Problem statement: Lines with the word "JSON" are the ones wanted. Copy each of them from the entries below.

Records to use:

····················

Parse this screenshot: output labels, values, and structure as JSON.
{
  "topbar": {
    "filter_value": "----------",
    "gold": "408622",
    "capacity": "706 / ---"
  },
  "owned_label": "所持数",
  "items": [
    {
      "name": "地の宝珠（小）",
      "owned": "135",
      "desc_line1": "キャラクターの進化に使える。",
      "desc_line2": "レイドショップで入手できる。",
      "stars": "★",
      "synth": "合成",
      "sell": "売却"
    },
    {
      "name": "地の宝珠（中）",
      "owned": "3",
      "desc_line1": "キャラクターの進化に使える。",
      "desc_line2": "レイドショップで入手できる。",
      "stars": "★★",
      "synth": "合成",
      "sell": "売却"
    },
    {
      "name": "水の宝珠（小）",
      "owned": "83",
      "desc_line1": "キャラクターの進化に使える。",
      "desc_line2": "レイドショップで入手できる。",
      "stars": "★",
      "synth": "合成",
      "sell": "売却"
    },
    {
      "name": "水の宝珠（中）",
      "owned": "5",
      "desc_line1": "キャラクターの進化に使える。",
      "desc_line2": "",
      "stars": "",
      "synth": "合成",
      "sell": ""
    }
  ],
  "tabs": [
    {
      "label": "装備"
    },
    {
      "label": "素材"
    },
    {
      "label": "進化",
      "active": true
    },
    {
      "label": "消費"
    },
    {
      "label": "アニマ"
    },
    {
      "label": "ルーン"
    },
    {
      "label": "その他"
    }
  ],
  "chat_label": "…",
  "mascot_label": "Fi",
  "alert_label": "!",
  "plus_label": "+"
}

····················

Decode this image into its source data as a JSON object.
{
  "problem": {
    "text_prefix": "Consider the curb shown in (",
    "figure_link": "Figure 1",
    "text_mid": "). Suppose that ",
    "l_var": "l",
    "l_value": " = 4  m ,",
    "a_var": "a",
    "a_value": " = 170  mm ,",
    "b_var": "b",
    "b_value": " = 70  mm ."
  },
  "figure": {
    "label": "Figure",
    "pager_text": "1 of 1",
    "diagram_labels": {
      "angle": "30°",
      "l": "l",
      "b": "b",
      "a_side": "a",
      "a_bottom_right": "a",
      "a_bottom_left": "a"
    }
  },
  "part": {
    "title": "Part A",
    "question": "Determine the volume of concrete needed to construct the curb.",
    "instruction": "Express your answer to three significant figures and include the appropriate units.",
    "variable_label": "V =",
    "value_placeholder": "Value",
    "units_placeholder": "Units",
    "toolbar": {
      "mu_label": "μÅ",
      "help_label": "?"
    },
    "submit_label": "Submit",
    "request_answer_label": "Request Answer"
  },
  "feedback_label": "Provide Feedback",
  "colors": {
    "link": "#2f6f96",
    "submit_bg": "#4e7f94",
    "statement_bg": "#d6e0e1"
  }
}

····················

Answer:
Parse this screenshot: output labels, values, and structure as JSON.
Decode this image into its source data as a JSON object.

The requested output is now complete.